* [What to produce]:
Omit the images and output every line of the data below exactly.

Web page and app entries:
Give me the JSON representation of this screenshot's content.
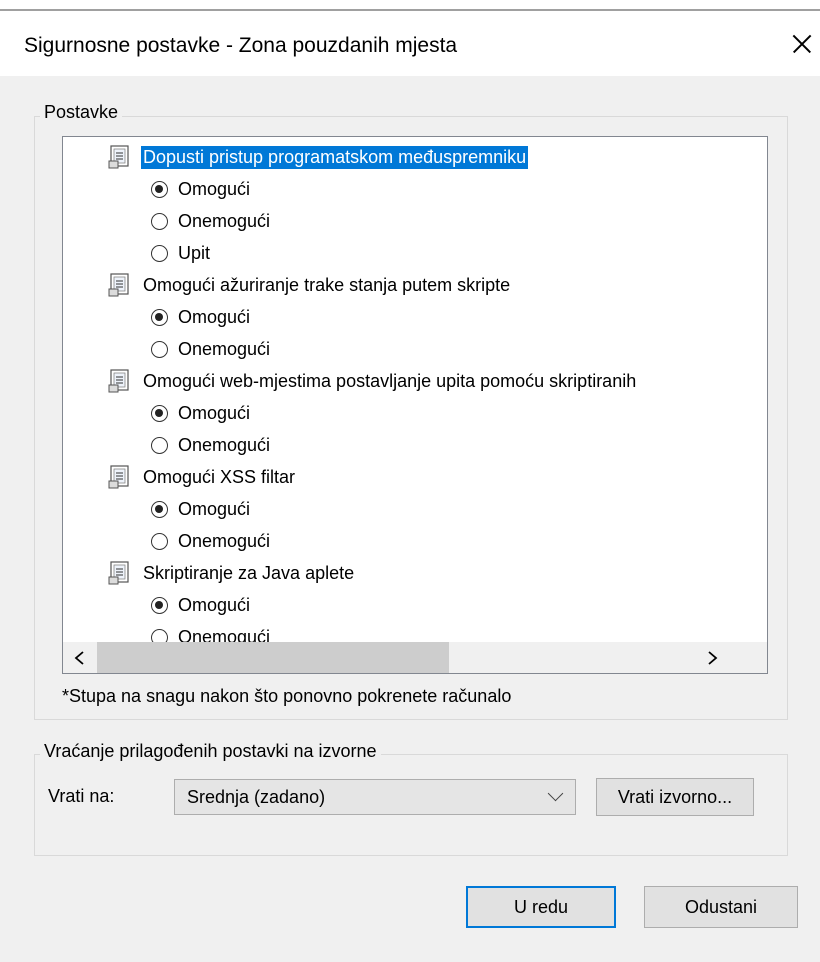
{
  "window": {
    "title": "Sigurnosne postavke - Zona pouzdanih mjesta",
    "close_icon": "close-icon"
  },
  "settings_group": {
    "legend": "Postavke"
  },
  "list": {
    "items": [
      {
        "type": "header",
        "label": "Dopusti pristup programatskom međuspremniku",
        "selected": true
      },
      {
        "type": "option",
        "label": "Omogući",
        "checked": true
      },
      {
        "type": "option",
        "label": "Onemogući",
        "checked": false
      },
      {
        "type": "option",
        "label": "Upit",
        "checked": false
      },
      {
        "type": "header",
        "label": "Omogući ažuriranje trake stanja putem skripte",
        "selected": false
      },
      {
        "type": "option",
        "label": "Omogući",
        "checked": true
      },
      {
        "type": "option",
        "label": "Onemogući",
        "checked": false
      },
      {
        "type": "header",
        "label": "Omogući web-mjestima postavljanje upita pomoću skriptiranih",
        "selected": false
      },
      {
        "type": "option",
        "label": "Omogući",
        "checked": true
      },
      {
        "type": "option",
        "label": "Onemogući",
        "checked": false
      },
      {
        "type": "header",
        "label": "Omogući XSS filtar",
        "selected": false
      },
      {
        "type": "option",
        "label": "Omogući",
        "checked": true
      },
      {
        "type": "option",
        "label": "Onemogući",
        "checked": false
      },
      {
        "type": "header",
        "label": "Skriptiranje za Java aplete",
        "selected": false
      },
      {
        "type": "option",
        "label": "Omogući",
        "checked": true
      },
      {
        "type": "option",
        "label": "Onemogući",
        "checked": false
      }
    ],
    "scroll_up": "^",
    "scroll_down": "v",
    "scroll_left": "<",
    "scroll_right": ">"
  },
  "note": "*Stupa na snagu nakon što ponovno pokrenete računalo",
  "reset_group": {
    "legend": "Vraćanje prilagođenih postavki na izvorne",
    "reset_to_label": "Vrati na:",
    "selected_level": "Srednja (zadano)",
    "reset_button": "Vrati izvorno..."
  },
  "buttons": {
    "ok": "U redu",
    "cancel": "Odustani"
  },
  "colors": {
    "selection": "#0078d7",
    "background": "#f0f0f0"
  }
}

* [Reply]:
Give me the JSON representation of this screenshot's content.
{
  "window": {
    "title": "Sigurnosne postavke - Zona pouzdanih mjesta",
    "close_icon": "close-icon"
  },
  "settings_group": {
    "legend": "Postavke"
  },
  "list": {
    "items": [
      {
        "type": "header",
        "label": "Dopusti pristup programatskom međuspremniku",
        "selected": true
      },
      {
        "type": "option",
        "label": "Omogući",
        "checked": true
      },
      {
        "type": "option",
        "label": "Onemogući",
        "checked": false
      },
      {
        "type": "option",
        "label": "Upit",
        "checked": false
      },
      {
        "type": "header",
        "label": "Omogući ažuriranje trake stanja putem skripte",
        "selected": false
      },
      {
        "type": "option",
        "label": "Omogući",
        "checked": true
      },
      {
        "type": "option",
        "label": "Onemogući",
        "checked": false
      },
      {
        "type": "header",
        "label": "Omogući web-mjestima postavljanje upita pomoću skriptiranih",
        "selected": false
      },
      {
        "type": "option",
        "label": "Omogući",
        "checked": true
      },
      {
        "type": "option",
        "label": "Onemogući",
        "checked": false
      },
      {
        "type": "header",
        "label": "Omogući XSS filtar",
        "selected": false
      },
      {
        "type": "option",
        "label": "Omogući",
        "checked": true
      },
      {
        "type": "option",
        "label": "Onemogući",
        "checked": false
      },
      {
        "type": "header",
        "label": "Skriptiranje za Java aplete",
        "selected": false
      },
      {
        "type": "option",
        "label": "Omogući",
        "checked": true
      },
      {
        "type": "option",
        "label": "Onemogući",
        "checked": false
      }
    ],
    "scroll_up": "^",
    "scroll_down": "v",
    "scroll_left": "<",
    "scroll_right": ">"
  },
  "note": "*Stupa na snagu nakon što ponovno pokrenete računalo",
  "reset_group": {
    "legend": "Vraćanje prilagođenih postavki na izvorne",
    "reset_to_label": "Vrati na:",
    "selected_level": "Srednja (zadano)",
    "reset_button": "Vrati izvorno..."
  },
  "buttons": {
    "ok": "U redu",
    "cancel": "Odustani"
  },
  "colors": {
    "selection": "#0078d7",
    "background": "#f0f0f0"
  }
}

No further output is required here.